Today, the legacy of Art Nouveau is palpable in contemporary design. Its focus on organic forms, natural motifs, and the harmonious blend of form and function continue to inspire modern designers and artists, from architecture and interior design to jewellery, fashion, and graphic design.
The rise and influence of Art Nouveau in the art world marked a significant shift in the aesthetic paradigms of the time. The movement championed the beauty of nature, the value of craftsmanship, and the idea that art should be part of everyday life. Understanding Art Nouveau helps us appreciate not only its historical context but also its enduring influence on contemporary aesthetics.
For art enthusiasts, studying Art Nouveau offers a window into a transformative period in art history, while also providing a rich source of inspiration for any creative endeavour.
7. References and Further Reading
For those eager to delve deeper into the captivating world of Art Nouveau, a wealth of resources await. Books such as “Art Nouveau: The Essential Reference” by Carol Belanger Grafton and “Art Nouveau: A Research Guide for Design Reform in France, Belgium, England, and the United States” by Gabriel P. Weisberg provide comprehensive insights into the movement.
Online platforms like the Victoria and Albert Museum’s website offer a plethora of articles and visual resources on Art Nouveau. For a more interactive learning experience, The School of Life offers an engaging course titled “The Story of Art Nouveau”.
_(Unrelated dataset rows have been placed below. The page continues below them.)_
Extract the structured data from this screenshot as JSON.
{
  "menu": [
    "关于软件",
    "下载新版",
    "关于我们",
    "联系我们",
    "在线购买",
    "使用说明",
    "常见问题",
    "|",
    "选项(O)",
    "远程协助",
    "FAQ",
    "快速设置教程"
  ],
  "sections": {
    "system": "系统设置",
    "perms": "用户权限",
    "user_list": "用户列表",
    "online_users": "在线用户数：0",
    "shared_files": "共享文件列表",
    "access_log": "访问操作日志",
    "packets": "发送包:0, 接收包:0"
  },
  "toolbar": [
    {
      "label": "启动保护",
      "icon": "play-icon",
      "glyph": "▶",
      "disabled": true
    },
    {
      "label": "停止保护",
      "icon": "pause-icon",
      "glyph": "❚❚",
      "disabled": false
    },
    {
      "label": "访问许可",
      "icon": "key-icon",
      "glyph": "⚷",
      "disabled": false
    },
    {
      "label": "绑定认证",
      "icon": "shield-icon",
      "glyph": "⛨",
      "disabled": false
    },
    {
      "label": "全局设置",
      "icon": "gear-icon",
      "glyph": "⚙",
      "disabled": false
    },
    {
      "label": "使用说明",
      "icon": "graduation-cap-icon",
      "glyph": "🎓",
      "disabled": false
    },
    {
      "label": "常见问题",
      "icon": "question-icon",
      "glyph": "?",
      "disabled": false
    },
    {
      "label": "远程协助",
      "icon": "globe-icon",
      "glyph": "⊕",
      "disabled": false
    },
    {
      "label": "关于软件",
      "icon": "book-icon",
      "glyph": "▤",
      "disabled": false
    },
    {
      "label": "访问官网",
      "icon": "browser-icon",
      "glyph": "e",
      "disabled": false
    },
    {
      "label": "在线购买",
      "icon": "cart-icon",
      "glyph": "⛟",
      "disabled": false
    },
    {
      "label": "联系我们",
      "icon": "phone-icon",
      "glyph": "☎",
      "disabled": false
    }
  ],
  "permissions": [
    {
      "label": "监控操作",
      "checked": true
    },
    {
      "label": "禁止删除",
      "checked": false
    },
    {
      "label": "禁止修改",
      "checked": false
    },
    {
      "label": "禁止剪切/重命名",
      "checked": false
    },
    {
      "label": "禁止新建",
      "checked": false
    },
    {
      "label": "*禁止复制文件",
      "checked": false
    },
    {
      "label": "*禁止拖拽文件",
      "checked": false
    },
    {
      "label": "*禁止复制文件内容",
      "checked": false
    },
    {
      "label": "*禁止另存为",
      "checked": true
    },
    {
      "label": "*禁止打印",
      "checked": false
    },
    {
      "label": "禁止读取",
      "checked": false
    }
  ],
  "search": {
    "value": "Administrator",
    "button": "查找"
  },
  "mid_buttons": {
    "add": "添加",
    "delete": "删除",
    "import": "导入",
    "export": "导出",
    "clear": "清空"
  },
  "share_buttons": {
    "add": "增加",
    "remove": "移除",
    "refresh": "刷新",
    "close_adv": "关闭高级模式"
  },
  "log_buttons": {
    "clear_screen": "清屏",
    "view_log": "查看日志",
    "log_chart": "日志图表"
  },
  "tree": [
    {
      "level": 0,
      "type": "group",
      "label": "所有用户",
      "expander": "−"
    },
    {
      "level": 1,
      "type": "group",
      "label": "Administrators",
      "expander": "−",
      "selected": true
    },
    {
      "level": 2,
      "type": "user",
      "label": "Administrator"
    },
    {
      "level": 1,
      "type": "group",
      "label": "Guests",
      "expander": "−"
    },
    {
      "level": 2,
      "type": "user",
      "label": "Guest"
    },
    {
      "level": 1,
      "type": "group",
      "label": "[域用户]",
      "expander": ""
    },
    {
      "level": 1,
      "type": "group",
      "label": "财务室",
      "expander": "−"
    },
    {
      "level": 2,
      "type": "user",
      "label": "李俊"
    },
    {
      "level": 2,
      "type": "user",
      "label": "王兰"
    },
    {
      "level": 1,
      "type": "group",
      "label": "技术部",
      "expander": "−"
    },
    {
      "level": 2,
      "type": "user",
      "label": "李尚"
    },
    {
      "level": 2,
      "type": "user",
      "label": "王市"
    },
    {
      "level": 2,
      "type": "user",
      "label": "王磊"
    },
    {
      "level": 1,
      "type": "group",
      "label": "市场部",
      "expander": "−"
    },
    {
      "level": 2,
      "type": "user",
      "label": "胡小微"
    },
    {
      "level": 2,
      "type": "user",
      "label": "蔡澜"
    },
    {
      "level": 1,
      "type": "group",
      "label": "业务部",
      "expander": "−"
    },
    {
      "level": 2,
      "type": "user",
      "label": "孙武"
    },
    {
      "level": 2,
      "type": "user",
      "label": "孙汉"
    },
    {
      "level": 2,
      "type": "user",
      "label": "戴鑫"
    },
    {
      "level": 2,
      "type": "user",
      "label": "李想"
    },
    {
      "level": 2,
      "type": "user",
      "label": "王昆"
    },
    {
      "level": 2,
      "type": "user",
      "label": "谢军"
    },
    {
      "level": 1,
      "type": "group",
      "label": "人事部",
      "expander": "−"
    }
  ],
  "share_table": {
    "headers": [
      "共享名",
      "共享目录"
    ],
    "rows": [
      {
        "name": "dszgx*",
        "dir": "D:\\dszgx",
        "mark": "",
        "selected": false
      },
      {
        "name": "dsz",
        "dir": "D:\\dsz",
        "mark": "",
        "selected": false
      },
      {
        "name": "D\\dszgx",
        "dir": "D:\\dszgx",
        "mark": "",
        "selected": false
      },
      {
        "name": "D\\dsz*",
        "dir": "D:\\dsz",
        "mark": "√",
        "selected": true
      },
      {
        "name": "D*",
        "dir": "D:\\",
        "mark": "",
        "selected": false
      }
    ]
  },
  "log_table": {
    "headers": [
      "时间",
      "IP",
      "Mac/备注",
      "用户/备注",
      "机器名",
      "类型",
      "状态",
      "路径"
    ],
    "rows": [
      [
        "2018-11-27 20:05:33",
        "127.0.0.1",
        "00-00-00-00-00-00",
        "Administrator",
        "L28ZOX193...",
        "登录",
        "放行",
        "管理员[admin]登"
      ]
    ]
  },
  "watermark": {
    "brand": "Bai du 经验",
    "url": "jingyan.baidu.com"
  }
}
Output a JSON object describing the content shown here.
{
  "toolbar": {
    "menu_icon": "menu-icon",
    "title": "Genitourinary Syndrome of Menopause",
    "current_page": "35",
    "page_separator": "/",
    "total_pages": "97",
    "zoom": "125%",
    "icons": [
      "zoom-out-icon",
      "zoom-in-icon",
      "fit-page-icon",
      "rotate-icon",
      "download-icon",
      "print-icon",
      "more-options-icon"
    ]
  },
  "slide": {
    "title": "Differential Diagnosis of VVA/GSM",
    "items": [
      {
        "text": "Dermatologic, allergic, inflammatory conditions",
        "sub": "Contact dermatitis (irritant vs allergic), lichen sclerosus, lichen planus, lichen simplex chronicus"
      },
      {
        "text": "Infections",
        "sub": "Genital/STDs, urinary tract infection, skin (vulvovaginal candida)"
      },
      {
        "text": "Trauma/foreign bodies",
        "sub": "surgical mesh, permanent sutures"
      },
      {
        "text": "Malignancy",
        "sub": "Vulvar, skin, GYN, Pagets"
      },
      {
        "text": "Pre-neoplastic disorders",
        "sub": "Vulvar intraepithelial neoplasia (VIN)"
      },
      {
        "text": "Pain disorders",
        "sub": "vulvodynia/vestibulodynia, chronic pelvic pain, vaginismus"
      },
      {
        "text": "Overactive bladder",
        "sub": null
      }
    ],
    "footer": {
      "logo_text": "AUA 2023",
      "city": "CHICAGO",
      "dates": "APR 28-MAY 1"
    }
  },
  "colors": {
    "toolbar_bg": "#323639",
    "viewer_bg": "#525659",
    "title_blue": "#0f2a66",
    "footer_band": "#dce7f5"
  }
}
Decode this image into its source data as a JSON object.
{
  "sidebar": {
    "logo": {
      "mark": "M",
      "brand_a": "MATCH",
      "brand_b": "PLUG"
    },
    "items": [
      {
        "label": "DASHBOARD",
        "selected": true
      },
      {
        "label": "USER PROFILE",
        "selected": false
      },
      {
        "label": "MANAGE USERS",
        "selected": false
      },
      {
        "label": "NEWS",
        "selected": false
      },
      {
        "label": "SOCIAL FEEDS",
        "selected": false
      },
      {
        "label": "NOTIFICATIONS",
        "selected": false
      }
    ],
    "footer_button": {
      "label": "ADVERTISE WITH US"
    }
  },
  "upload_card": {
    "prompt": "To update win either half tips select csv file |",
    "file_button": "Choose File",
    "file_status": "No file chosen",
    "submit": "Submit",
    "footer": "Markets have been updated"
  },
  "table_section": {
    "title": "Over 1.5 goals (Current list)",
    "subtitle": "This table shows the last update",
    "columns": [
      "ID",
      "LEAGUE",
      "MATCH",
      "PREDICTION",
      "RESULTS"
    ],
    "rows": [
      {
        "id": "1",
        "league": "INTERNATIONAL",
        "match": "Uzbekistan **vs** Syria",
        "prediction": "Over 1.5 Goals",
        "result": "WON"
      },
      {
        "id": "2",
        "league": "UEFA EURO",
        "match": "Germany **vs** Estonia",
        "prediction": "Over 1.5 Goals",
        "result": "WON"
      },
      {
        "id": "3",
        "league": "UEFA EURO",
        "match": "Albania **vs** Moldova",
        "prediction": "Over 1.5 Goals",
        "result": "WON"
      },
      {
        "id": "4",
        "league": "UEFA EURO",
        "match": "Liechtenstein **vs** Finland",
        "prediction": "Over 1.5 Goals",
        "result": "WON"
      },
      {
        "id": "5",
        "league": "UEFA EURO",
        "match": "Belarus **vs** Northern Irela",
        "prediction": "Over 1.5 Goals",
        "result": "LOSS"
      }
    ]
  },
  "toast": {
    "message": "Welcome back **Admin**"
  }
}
Exploring these resources will undoubtedly enrich your understanding of Art Nouveau and its lasting impact on the world of art and design.
A visit to Barcelona will offer many opportunities to see Art Nouveau architecture at its best.
Gaudi’s largest project the iconic Sagrada Familia a UNESCO world heritage site, is said to be the most beautiful church in the world. Still unfinished it is expected to be completed in 2026.